[Data records]
=== Begin Enclosure ===
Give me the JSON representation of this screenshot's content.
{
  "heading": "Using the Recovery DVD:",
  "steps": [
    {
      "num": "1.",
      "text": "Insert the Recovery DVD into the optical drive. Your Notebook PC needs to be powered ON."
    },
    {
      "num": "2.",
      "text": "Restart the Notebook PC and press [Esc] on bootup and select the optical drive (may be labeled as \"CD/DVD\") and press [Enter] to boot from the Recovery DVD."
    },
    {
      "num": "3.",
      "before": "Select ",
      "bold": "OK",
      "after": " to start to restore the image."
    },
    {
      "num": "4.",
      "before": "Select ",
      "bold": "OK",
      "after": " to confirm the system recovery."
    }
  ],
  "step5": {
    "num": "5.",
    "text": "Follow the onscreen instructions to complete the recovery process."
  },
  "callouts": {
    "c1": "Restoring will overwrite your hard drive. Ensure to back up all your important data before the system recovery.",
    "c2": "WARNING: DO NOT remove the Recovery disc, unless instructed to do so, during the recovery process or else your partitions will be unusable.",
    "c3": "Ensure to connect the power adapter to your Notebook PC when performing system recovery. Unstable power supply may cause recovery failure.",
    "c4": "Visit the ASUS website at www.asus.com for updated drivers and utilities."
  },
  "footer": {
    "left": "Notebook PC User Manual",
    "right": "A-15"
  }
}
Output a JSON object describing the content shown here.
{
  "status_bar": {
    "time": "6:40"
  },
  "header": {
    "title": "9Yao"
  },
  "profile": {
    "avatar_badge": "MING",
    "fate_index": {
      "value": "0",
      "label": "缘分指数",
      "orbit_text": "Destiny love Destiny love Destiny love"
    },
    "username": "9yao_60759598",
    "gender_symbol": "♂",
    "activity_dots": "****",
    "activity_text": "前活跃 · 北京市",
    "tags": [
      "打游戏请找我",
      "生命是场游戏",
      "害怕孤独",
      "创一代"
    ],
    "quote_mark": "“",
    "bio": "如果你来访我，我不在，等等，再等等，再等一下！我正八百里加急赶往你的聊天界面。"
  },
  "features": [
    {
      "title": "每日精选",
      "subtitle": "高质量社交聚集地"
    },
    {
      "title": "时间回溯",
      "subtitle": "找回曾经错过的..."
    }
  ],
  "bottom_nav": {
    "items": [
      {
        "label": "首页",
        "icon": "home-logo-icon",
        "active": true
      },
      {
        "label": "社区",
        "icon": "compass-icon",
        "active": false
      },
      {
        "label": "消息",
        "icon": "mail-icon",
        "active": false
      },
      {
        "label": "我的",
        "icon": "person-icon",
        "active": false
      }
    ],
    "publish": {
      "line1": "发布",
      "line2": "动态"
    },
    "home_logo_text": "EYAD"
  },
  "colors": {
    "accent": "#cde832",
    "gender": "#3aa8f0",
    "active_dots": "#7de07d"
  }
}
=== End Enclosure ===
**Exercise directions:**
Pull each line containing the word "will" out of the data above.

**Solution for this exercise:**
    "c1": "Restoring will overwrite your hard drive. Ensure to back up all your important data before the system recovery.",
    "c2": "WARNING: DO NOT remove the Recovery disc, unless instructed to do so, during the recovery process or else your partitions will be unusable.",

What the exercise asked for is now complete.